Data records for software interfaces:
----
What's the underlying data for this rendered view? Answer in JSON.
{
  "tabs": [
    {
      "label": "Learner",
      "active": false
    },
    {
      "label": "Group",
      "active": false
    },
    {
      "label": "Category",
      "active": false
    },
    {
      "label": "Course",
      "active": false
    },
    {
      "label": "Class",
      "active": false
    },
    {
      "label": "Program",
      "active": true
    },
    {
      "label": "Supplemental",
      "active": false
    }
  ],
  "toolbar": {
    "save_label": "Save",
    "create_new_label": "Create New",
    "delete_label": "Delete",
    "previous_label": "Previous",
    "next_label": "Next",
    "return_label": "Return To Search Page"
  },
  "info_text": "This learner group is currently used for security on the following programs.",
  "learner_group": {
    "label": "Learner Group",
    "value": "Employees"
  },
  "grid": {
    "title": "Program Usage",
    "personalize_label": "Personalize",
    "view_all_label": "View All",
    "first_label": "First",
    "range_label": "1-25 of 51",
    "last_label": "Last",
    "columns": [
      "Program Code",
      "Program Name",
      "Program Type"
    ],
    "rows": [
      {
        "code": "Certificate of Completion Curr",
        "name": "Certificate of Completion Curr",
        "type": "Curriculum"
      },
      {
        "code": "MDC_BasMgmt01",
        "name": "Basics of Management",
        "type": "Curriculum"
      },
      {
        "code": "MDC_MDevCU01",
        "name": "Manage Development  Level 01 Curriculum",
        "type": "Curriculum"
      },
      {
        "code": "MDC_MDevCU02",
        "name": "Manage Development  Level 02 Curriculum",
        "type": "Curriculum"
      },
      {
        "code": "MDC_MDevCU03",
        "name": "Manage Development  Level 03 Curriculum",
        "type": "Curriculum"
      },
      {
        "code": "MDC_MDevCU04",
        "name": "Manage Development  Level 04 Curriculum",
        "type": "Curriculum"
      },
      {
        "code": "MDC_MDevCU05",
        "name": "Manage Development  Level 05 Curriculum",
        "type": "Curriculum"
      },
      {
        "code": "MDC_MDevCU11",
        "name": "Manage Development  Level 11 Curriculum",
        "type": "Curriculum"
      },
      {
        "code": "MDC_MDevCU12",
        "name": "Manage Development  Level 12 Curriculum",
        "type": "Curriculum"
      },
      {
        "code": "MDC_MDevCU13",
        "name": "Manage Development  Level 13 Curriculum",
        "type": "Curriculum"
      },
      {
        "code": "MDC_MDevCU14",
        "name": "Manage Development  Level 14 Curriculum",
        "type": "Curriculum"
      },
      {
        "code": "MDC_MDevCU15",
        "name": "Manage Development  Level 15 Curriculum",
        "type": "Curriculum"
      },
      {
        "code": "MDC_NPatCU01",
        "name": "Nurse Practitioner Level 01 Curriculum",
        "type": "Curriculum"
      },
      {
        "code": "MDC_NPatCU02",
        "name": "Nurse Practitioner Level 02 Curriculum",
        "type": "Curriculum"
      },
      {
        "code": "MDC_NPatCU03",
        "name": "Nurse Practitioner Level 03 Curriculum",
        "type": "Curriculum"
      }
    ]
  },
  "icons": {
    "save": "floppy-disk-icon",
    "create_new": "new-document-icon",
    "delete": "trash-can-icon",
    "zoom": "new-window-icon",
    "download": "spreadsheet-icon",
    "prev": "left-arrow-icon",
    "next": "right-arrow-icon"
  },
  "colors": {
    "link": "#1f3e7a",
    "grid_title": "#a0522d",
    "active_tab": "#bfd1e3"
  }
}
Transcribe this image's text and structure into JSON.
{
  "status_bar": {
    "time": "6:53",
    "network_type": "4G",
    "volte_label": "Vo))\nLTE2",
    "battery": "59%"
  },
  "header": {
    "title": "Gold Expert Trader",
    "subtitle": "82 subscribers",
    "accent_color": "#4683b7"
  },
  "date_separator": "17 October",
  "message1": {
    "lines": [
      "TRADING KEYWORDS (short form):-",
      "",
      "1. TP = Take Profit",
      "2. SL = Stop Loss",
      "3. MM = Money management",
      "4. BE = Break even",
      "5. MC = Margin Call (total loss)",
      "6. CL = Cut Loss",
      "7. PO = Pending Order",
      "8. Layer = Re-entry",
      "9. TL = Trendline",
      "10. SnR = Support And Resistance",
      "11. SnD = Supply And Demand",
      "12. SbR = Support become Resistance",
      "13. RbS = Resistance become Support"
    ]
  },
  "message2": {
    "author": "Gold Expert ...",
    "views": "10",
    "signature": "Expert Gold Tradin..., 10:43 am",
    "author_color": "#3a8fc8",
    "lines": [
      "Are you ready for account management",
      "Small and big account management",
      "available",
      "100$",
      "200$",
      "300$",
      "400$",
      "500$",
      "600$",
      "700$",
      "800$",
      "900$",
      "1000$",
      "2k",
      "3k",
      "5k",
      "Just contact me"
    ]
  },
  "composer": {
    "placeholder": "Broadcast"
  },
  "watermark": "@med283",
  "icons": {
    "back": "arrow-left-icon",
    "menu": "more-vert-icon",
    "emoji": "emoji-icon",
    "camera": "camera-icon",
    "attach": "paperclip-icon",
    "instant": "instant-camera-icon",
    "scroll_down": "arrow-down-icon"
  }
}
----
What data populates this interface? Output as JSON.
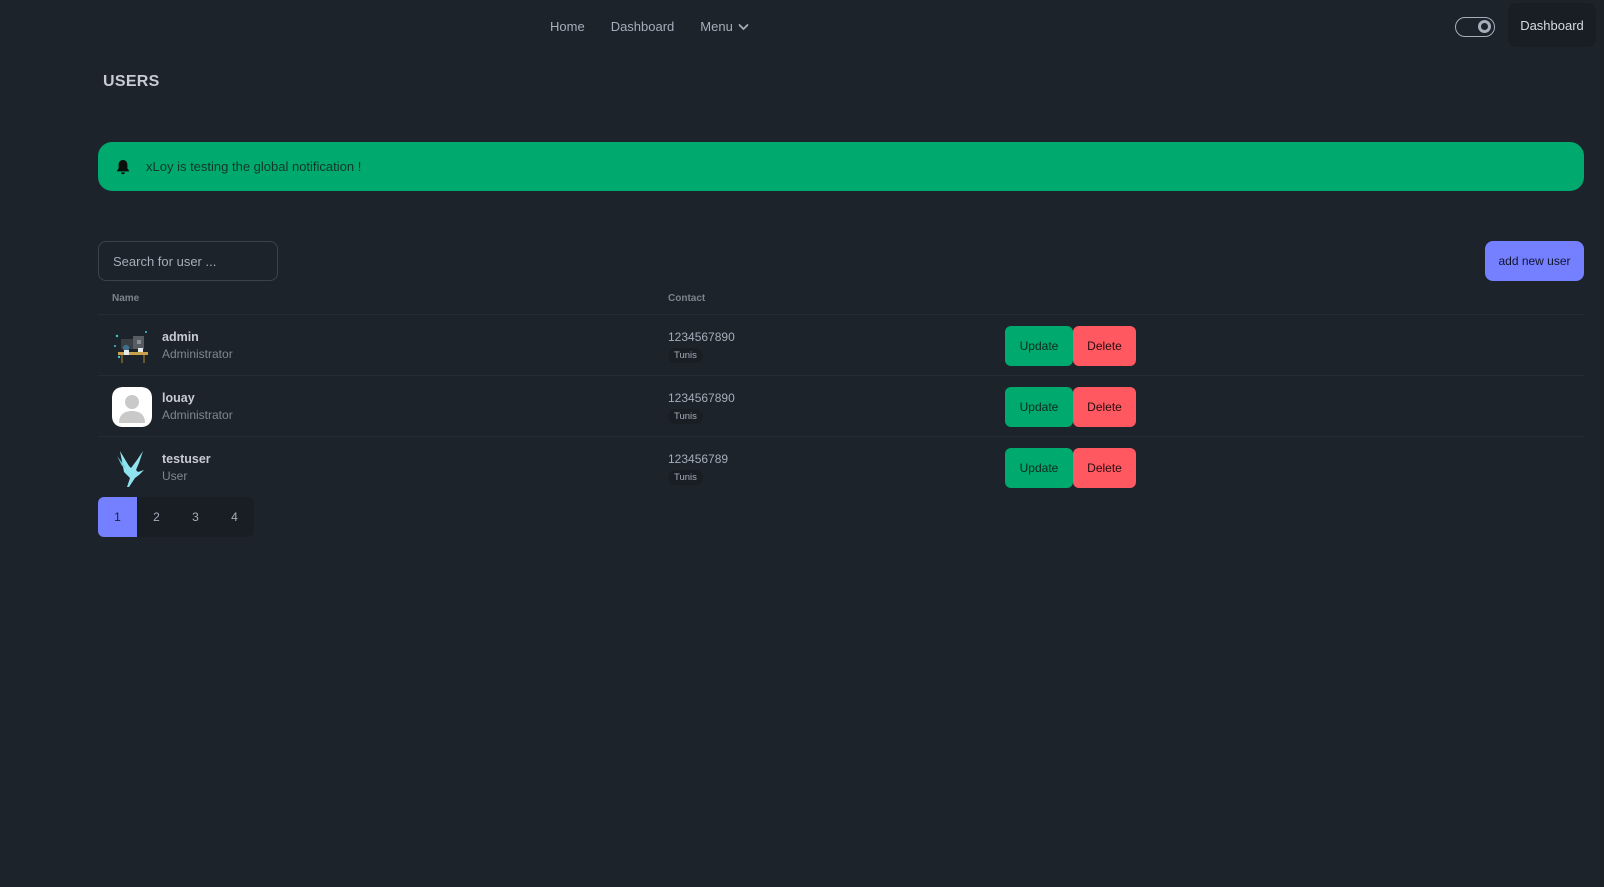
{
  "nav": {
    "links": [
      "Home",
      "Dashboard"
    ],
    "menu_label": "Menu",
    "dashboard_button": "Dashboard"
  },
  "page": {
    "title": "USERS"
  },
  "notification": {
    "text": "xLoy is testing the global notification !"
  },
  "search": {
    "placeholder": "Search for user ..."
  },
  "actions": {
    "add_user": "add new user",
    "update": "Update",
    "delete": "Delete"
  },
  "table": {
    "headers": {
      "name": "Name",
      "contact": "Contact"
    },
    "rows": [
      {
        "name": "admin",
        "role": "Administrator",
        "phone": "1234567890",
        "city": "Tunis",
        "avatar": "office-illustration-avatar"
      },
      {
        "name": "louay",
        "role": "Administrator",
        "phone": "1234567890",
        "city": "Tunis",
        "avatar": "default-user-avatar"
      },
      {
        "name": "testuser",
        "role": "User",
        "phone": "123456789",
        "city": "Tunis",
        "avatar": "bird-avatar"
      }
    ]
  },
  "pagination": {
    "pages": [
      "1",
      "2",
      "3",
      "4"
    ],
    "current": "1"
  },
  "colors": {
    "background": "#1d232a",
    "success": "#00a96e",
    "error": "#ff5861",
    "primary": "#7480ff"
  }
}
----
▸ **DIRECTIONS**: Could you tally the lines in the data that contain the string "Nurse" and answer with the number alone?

▸ **TASK ANSWER**: 3